It is absolutely vital to rule out intrauterine or tubal pregnancy in this age group by performing a urine for gravindex examination as well as careful pelvic ultrasonography. Previous tubal ligation does not rule out possible tubal pregnancy.
History of spotting and missed periods will have to be actively investigated. Ultrasonogram will indicate other problems like tubo-ovarian pathology, mass, fluid collection etc. Some ultrasonographers are capable of demonstrating abnormal appendix filled with purulent material.
Ureteric stones could also present like acute appendicitis and it is advisable to look into the urinalysis and also perform appropriate investigations for the same.
Elderly people who are not able to communicate their problems well and paralyzed patients may not show all the signs of acute appendicitis the way others do. But every attempt has to be made to carefully assess these situations. More often, these are picked up after the appendix has perforated and at times with para-appendiceal inflammatory mass changes. When such patients are sick, and has vomiting, particularly with an elevated white count, appendicitis should be a consideration.

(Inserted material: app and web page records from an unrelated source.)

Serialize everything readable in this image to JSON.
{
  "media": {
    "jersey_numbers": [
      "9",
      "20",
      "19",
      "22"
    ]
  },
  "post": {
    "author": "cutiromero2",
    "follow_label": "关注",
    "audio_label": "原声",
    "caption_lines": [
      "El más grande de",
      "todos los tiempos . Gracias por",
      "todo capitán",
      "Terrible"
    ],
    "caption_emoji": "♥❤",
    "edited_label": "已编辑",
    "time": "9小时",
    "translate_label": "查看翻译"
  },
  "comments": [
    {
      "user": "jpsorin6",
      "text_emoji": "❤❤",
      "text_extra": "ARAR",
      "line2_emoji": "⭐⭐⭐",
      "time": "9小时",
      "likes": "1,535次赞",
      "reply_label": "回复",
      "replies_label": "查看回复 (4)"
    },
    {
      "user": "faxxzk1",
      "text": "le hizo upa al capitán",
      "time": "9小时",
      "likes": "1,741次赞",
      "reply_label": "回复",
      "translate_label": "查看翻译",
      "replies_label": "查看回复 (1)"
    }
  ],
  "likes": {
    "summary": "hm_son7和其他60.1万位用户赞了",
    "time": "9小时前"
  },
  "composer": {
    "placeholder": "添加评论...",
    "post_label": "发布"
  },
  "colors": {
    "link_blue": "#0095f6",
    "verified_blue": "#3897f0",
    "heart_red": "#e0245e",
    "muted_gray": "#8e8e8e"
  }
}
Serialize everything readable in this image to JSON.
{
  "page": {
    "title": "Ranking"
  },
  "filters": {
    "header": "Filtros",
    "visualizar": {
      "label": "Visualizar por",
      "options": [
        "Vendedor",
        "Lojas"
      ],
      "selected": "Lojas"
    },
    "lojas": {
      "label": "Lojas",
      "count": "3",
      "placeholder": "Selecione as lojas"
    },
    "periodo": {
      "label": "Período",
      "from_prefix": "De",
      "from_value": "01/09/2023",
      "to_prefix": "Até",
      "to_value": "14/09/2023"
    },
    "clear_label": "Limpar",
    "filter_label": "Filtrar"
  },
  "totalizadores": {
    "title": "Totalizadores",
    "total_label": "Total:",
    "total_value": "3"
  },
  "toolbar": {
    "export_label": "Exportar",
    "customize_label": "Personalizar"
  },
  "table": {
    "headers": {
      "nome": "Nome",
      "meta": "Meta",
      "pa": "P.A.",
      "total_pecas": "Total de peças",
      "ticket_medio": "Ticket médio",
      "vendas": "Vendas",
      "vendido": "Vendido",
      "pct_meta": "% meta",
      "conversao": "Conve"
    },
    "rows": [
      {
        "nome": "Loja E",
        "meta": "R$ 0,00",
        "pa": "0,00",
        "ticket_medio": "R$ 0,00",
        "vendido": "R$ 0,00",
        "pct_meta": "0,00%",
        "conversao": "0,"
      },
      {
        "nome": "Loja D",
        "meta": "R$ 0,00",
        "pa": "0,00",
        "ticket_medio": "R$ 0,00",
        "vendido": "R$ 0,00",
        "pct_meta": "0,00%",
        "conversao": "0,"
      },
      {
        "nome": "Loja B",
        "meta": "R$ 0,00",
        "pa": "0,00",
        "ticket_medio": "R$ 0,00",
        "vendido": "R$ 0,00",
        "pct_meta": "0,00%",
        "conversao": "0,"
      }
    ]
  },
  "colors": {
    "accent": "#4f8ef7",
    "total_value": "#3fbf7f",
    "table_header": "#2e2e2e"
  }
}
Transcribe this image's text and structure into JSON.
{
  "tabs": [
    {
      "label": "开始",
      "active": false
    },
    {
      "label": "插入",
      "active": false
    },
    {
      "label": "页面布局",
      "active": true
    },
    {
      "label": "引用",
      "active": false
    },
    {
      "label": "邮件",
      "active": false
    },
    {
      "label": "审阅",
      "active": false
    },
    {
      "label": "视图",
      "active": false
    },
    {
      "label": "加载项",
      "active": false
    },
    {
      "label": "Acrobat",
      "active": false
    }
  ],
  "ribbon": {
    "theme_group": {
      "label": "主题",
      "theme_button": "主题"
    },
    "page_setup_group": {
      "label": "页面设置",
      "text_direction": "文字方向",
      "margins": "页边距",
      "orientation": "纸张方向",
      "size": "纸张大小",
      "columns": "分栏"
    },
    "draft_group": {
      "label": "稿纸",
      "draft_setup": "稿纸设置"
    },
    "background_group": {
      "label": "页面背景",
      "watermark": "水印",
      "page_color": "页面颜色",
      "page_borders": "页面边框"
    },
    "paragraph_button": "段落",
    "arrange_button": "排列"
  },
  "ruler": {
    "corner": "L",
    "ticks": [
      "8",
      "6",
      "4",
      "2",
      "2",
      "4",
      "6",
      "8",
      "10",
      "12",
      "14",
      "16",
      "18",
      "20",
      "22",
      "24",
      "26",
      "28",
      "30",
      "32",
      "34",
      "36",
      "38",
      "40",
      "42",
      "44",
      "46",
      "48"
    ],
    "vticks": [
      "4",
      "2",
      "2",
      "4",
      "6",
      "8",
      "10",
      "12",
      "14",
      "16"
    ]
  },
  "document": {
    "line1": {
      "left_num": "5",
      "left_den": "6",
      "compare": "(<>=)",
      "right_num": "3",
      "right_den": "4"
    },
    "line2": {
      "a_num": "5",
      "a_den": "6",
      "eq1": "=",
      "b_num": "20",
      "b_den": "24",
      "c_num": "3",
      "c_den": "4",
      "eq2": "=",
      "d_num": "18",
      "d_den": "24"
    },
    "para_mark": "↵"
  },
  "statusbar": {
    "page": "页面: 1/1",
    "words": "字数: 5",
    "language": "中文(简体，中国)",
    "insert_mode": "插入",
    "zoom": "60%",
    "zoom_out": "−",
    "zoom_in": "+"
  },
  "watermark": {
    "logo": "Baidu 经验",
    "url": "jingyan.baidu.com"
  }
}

In infants the only history that may be available is that the child is sick, refusing feeds and is vomiting. Almost always the diagnosis is made only after the appendix is perforated and there is evidence of peritonitis with abdominal distension. More often these children are operated for peritonitis and the presence of perforated appendicitis is noted. But it is important for the family practitioner to be aware of this diagnosis every time he examines a sick child with abdominal symptoms and signs. One of the useful signs that may indicate symptoms of presence of peritonitis is to gently palpate the lower abdomen and in particular right side and one will find the child briskly flexing the knees and bending the hips towards the abdomen. This self-protective reaction indicates the presence of peritonitis and when it happens on palpation of the right lower quadrant of the abdomen, possibility of acute appendicitis has to be seriously considered. The presence of acetone in the urine and no sugar, would indicate the level of dehydration requiring rapid fluid administration. Children in particular, when they vomit and refuse feeds acetone in the urine is not uncommon.
In dealing with pregnant women diagnosis of acute appendicitis is extremely difficult. In early pregnancy if acute appendicitis is not rapidly diagnosed and taken care of, complications may even lead to abortions. On the other hand, ignoring the pregnancy and going ahead with appendicectomy under general anesthesia has to be done only after careful consideration. The family practitioner will be better off inviting the opinion of an obstetrician as well as a general surgeon. In early pregnancy the elevation of white count may not be a useful sign and cannot be depended upon totally unless the number is significant.
During advanced pregnancy performing appendicectomy is somewhat of a challenge to the surgeon and here again the idea of general anesthesia will require to be carefully planned out keeping the interest of the fetus in mind. Although rare, when appendicitis complicates pregnancy, it is a serious situation and requires to be dealt with by multiple disciplines.
How do we avoid unnecessary surgery for appendicitis? Adolescent patients, particularly men, when they come with symptoms of
acute appendicitis, the possibility of acute appendicitis is very high. In these cases, when there are convincing signs and symptoms along with elevated white count as also in a nonpregnant female adolescent early operative procedure and appendicectomy is likely to give a very high rate of positive appendicitis. But the same is not true in other groups. Unlike the olden days due to the current levels of management, including judicious utilization of antibiotics, the disastrous complications of delayed diagnosis of appendicitis have come down significantly. So in most hospitals a strict diagnostic regimen is being followed by many practicing surgeons. If the signs and symptoms are clear cut with evidence of reproducible direct tenderness in the right iliac fossa with point-tenderness over McBurney’s area and an elevated white count, with no other complicated history, no major work-ups are necessary. Ultrasonographic examination of the pelvic area, to rule out other pathologies, particularly in women and a plain x-ray of the abdomen to look at the presence of faecalith or segmental right lower quadrant intestinal ileus, will be of help in making a diagnosis. When such convincing findings are not there and the ultrasonography and plain x-rays are noncontributory, patients are generally admitted and are kept on I.V. fluids. No oral intake is allowed and antibiotics are not started. In a few hours, the surgeon reexamines the patient and if any of the symptoms and signs show significant worsening or a repeated white cell count shows appreciable elevation patient is taken to surgery. This judicious wait, watch, reevaluate and proceed approach does not add to the morbidity and mortality of acute appendicitis in the hands of such experienced people. Most often, on the second examination with hydration and support, the patient is already feeling better and many of the symptoms are not present and signs not reproducible. It allows the clinician to wait for some more time like another six hours and reexamine the patient before a final decision is taken. In order to prove that it is not acute appendicitis some aggressive radiologists and surgeons proceed with barium enema examination and repeated ultrasonographic examination.
||*These extensive work ups should be limited to special circum-stances only and barium enema examination is certainly not a consideration while dealing with pregnant woman.|
*This improved new approach to acute appendicitis has saved a lot of patients from unnecessary surgery and needless waste of time and money not to mention the complications following surgery.